La. standoff gunman was treated for mental illness
NEW ORLEANS (AP) -- The gunman who killed two hostages during an August standoff at a rural Louisiana bank had been treated several weeks earlier for paranoid schizophrenia at a California hospital after returning to the U.S. from a trip to Yemen, according to a report released Wednesday by the Louisiana State Police.
Fuaed Abdo Ahmed, 20, was gunned down by a SWAT team that stormed the bank. He had told hostage negotiators that a "device" implanted in his head caused him to hear voices and said he would release his hostages once it was removed, according to the 110-page police report.

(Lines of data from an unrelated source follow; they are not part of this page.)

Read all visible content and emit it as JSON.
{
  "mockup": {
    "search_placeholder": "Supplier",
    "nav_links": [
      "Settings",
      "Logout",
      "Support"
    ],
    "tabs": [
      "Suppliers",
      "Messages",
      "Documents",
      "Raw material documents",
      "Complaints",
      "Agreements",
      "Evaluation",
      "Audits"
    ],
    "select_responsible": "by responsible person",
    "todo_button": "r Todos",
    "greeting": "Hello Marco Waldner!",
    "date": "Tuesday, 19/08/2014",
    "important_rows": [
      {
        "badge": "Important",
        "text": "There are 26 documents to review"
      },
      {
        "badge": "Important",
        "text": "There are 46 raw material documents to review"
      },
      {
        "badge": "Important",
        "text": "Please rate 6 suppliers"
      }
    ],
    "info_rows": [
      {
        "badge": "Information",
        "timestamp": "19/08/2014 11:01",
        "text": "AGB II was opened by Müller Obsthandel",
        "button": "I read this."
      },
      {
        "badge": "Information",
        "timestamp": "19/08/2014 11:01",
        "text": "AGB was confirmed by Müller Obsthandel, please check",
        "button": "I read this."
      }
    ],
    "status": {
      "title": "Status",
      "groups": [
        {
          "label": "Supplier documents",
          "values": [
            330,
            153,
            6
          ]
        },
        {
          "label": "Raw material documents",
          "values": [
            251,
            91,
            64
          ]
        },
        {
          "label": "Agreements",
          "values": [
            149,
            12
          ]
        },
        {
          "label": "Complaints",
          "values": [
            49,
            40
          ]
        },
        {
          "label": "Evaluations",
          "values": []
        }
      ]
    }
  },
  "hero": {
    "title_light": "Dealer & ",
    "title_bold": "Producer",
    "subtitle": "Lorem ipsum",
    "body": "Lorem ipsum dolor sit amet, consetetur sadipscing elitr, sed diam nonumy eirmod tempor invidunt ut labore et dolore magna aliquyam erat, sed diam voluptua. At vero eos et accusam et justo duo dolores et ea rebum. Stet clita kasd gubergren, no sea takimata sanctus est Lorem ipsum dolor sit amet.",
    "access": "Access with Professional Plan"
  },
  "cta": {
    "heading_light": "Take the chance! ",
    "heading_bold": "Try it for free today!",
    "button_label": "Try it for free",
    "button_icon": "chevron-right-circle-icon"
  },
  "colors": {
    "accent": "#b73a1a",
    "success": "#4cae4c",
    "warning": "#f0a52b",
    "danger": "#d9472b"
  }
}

A brother told investigators that Ahmed had been trying to "cure himself" with yoga - roughly six hours each day - to avoid taking medication prescribed by doctors in California. The brother, Yasser, also said Ahmed began using bath salts and other "hard drugs" before dropping out of LSU in 2012.
The report says Ahmed fatally shot two employees of the Tensas State Bank in St. Joseph. Four State Police troopers fired a total of 12 rounds at Ahmed, striking him eight times. The State Police investigation concluded that the troopers' actions were justified.
Ahmed was armed with a pistol owned by his brother and an assault rifle that he had purchased a year earlier at a Baton Rouge sporting goods store when he entered the bank on Aug. 13, 2013. He held three bank employees hostage but released one of them, Patricia White, after roughly eight hours of negotiations.
In a letter he left in a van that he drove to the bank, Ahmed said he had "broken all ties with the Islam religion and his family" and has become a "born again Christian."
"He also wrote that he has no ties to the Middle Eastern or Arabic heritage or culture and that he is an American born citizen," the police report says.
The letter also included a list of demands and a threat to start harming hostages after 12 hours. Police found other journals and writings at Ahmed's home, including a handwritten will and a note that described how he would take hostages at the bank or a Wal-Mart.
Ahmed attended LSU for one year before dropping out and traveling to Yemen, where he stayed with his mother for about eight months, the report says. Ahmed was detained for questioning when he returned to the U.S. on a flight from the United Arab Emirates that arrived at Los Angeles International Airport on June 4, 2013.
The police report doesn't specify why the Department of Homeland Security had placed a "72 hour hold" on Ahmed, but it notes that he had been accused of sending a threatening Facebook message to a former high-school coach while he was in Yemen. The coach reported the threat to the East Carroll Parish Sheriff's Office, which notified the Louisiana State Police.
Ahmed was treated for eight days at Harbor-UCLA Medical Center in Los Angeles before returning to Louisiana and working at a family-owned store in St. Joseph.
White, the hostage who was released, told police that she had overheard co-workers LaDean McDaniel and Jay Warbington talking about Ahmed when she arrived at work on the day of the standoff. At another time, Ahmed had made them uncomfortable when he entered the bank carrying a tote bag.
The day of the standoff, Ahmed was carrying a bag containing duct tape, a propane torch, a hatchet, pliers and other items and took all three employees hostage.
"He stated to them that he was not a terrorist and he was not there to rob the bank. He stated, `You know why I am here,'" the report says.
Ahmed released White shortly after 8 p.m. Just before midnight and Ahmed's threatened deadline for hurting hostages, the SWAT team entered the bank and used an explosive charge to blow open a door to the room where Ahmed was holding the other two hostages. Ahmed "immediately" shot both Warbington and McDaniel once in the head before the troopers shot and killed him, the report says
An FBI agent who was on the phone with Ahmed at the time of the shootings told police that he only heard screams after the SWAT team entered the room.